Stingless bees and tropical solitary bees – a talk by Breno M. Freitas
November 10 @ 7:30 pm - 8:30 pm GMT
CABK members and Non-members are welcome to attend. There is no fee for this event which also will be live-streamed to the CABK YouTube Channel – watch live or later, on demand.
Registration for this Zoom event is now open.
Prof. Breno Freitas will talk about the fascinating stingless bees and solitary bees that make an important contribution to Brazilian ecosystems
“In this presentation, I will show that among the 20,000 bee species in the world about 85% of them have a solitary life style. Despite the better known and studied bee species that inhabit temperate climates of the world, the greater diversity of solitary bees are in the tropics, and they are amazing!!! There are species that use floral oils to build their nests and to replace nectar as the energy source to their offspring, and species where males have to collect floral essences in order to mate, while in other species the females excavate through hard wood to build their nests. I will also talk about a group of tropical social bees that give up their stings in exchange for a variety of defensive strategies, and have found different ways to organise their colonies, from the nest architecture to brood and queen production.
But the point I will address is that these tropical bee species are not just weird curiosities of the bee world. They are also essential pollinators and are involved in intricate food chains in the tropical forests, and can be sustainably used for the production of food (honey and pollen) and other hive products (geopropolis, resins) and to assist pollination of crops, provided we develop techniques to rear and manage them. I will show what we have achieved so far.

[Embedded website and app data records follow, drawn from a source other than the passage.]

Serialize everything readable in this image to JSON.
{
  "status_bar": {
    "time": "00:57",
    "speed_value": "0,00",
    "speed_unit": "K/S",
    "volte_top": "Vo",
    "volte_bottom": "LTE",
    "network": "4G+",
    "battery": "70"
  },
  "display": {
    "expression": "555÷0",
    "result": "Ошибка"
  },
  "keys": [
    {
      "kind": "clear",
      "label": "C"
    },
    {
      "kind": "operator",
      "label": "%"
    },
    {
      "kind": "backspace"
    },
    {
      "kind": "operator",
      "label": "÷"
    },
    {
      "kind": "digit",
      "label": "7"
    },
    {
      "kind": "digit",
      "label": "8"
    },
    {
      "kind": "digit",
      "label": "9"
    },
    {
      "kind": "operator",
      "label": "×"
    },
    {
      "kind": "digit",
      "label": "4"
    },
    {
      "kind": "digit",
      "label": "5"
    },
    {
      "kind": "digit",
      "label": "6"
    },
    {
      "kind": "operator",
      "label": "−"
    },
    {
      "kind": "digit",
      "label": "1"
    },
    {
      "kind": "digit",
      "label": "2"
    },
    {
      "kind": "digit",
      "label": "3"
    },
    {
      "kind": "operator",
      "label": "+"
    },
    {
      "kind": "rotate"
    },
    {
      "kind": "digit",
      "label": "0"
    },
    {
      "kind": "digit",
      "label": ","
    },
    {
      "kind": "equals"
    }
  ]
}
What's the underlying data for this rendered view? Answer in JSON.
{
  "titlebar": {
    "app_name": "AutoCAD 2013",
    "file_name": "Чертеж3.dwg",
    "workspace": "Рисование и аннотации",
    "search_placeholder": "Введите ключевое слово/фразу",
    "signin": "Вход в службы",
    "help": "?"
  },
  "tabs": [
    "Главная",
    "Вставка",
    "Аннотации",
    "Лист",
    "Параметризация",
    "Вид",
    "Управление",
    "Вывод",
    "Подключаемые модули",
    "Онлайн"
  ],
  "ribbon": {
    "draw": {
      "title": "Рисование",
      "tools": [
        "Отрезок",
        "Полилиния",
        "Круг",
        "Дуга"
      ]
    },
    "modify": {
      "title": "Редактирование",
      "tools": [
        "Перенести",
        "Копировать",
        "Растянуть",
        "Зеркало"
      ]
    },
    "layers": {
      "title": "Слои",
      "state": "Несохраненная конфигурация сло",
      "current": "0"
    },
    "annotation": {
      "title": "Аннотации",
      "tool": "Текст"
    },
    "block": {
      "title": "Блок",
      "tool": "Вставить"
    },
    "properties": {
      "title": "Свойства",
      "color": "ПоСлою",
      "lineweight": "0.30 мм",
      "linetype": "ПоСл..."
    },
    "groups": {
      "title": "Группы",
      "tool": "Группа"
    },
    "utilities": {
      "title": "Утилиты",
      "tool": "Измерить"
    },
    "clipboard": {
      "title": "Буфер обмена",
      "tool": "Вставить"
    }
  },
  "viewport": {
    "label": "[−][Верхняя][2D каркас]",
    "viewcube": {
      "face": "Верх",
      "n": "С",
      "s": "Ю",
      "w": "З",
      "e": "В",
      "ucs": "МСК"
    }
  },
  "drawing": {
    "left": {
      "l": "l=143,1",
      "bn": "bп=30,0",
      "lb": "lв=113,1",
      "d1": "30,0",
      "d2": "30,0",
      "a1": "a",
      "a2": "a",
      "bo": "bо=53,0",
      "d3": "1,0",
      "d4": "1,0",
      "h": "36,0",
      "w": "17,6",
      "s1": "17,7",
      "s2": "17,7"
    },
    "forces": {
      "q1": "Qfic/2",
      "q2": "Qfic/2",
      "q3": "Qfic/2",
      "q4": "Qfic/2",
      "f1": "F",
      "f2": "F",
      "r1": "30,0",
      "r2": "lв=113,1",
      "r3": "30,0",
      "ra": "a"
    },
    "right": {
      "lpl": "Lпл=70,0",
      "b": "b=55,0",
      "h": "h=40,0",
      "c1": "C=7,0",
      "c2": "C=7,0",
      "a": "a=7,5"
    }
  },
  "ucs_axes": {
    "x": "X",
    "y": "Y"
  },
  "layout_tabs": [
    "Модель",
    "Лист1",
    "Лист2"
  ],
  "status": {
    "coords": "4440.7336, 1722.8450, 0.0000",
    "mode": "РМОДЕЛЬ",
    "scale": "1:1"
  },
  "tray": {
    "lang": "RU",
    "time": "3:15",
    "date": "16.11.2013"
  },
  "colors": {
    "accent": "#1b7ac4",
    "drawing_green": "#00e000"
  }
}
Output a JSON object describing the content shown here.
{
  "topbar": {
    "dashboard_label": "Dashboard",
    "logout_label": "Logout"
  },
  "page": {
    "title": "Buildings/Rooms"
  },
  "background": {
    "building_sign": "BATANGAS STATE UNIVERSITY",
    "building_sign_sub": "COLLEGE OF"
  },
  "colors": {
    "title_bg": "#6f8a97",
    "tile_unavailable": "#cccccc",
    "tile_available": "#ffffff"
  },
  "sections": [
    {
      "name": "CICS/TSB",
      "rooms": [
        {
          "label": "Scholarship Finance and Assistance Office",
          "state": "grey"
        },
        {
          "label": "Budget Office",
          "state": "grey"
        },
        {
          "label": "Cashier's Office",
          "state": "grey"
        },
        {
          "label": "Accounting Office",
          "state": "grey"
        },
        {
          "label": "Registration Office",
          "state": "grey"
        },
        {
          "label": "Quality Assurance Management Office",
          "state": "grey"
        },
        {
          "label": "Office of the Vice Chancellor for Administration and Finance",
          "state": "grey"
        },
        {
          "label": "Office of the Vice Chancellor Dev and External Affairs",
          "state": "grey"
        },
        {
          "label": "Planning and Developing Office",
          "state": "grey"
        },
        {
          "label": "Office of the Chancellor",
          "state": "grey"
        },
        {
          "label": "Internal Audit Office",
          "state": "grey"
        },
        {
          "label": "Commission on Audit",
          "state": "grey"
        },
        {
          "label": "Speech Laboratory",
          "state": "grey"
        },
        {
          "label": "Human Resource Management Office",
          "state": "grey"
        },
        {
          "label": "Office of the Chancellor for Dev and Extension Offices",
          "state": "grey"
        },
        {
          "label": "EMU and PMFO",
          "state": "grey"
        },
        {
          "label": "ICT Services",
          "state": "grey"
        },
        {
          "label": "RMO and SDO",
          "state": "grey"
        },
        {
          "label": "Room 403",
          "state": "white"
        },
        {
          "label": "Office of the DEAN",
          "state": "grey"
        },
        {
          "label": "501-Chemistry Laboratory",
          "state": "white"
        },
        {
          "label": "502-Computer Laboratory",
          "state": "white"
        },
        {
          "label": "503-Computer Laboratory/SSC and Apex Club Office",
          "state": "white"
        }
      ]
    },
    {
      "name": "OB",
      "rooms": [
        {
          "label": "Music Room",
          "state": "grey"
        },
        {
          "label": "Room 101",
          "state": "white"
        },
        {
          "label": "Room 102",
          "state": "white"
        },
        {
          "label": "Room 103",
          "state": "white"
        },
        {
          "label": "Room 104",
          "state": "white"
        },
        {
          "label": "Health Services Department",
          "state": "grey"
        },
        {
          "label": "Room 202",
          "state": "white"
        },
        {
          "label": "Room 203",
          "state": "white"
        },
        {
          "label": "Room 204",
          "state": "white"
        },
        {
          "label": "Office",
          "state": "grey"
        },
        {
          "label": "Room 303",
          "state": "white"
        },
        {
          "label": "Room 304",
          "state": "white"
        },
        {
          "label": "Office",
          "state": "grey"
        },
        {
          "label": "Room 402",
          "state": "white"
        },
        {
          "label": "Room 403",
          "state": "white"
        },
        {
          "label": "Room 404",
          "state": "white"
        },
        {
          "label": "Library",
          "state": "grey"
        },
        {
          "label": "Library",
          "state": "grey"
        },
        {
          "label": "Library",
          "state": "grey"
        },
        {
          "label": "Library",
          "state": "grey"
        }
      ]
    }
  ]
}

Breno M. Freitas has worked with bees since 1984 when he became a beekeeper working with Africanized honey bees. Later, he achieved his first degree in Agronomy (1988), M.Sc. in Animal Science (1991) and PhD working with bees and crop pollination (1995) taken at the University of Wales College of Cardiff, UK. Presently, he is a Full Professor in the Department of Animal Science at the Federal University of Ceara, Fortaleza, Brazil, teaching and supervising undergraduate and graduate students of the Agronomy, Animal Science and Biology courses.
He researches ways in which bees can contribute to human food production and natural ecosystem sustainability, having pollination in the Neotropics as the central point. To this end, he and his interdisciplinary team of researchers, students, and industry collaborators investigate pollination requirements of agricultural crops, agricultural pollination in Brazil, pollinator efficiency and breeding and management of Africanized bees and species of stingless bees and solitary bees in agriculture. Threats to bee health and their pollination services due to climate change, deforestation and pesticide misuse are studied through precision beekeeping, gene expression, data mining, Artificial Intelligence, remote sensing, Internet of Things and monitoring and tracking of bees and colonies. His national and international partnerships on these topics have given rise to several projects and publications.
He has also worked as a researcher for the Brazilian National Council for Scientific and Technological Development (1996 – present), member of the Brazilian Pollinators Initiative (1998 – present), member of the Scientific Council of the International Commission for Plant-Pollinator Relationship (2010 – present), he has acted as a consultant and contributor to FAO in several projects and co-author of its publications, and he served as member of the Scientific Council of the Brazilian Federation of Beekeepers (2000-2022) and Coordinating Leader Author of the IPBES – Intergovernmental Platform for Biodiversity and Ecosystem Services of the United Nations to the theme of pollinators, pollination and food production (2014-2016).